Website and app data records:
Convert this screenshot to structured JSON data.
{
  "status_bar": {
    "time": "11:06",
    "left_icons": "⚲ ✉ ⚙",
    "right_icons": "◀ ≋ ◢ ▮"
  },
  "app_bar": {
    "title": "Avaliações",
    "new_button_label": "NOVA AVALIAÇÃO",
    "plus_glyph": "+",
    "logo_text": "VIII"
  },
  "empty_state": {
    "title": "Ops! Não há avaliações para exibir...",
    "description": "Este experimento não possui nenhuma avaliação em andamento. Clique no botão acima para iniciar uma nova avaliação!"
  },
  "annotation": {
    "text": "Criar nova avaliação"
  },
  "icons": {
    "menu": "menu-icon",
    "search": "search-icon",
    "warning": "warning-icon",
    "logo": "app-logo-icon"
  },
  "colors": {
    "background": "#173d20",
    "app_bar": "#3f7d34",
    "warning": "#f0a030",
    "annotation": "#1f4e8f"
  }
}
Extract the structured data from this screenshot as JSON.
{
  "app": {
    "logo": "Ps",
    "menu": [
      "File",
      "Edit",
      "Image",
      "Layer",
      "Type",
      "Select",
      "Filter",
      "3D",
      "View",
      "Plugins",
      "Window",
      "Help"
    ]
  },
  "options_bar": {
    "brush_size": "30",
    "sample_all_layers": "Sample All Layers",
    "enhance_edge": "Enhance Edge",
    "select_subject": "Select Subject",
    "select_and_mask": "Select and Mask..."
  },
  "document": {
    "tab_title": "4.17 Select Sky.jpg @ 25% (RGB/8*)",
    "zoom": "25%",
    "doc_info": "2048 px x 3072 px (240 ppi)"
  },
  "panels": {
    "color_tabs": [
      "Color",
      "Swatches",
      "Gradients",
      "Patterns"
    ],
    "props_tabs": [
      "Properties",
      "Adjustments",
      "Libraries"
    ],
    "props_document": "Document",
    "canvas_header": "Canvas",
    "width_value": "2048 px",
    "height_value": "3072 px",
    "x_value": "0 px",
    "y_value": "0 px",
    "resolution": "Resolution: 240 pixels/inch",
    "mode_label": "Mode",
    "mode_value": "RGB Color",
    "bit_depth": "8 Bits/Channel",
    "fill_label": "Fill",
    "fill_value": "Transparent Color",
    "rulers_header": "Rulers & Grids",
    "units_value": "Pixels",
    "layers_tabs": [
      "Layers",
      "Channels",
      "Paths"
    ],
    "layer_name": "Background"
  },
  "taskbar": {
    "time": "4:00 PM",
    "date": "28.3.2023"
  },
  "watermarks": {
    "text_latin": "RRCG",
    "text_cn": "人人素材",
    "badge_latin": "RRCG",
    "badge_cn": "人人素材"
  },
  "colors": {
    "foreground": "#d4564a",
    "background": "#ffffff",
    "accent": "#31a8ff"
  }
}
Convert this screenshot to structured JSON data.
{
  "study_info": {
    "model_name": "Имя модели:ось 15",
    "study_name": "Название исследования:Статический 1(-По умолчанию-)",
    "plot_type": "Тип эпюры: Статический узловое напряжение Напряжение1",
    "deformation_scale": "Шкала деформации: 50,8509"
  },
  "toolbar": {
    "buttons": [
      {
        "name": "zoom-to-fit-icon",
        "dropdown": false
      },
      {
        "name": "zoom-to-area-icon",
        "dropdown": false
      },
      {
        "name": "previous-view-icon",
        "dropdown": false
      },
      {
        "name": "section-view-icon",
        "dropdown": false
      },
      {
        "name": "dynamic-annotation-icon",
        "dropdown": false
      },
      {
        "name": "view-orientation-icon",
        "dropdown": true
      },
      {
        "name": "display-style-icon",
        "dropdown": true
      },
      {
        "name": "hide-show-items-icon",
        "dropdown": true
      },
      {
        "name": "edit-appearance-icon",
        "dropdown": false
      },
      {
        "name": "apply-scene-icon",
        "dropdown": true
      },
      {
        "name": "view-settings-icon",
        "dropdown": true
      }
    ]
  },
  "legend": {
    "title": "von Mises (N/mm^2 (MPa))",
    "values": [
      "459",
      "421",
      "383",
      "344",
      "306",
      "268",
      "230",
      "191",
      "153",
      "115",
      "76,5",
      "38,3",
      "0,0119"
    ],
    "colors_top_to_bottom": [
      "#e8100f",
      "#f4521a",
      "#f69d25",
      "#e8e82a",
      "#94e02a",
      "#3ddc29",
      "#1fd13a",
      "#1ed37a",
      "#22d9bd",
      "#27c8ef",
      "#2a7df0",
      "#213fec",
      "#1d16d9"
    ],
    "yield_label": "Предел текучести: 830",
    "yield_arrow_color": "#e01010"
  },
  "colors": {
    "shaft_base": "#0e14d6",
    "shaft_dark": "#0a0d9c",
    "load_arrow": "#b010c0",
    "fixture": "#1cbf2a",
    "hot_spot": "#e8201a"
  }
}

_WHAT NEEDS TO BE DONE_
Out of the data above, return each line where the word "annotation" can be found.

_WRITTEN RESPONSE_
  "annotation": {
    "annotation": "#1f4e8f"
        "name": "dynamic-annotation-icon",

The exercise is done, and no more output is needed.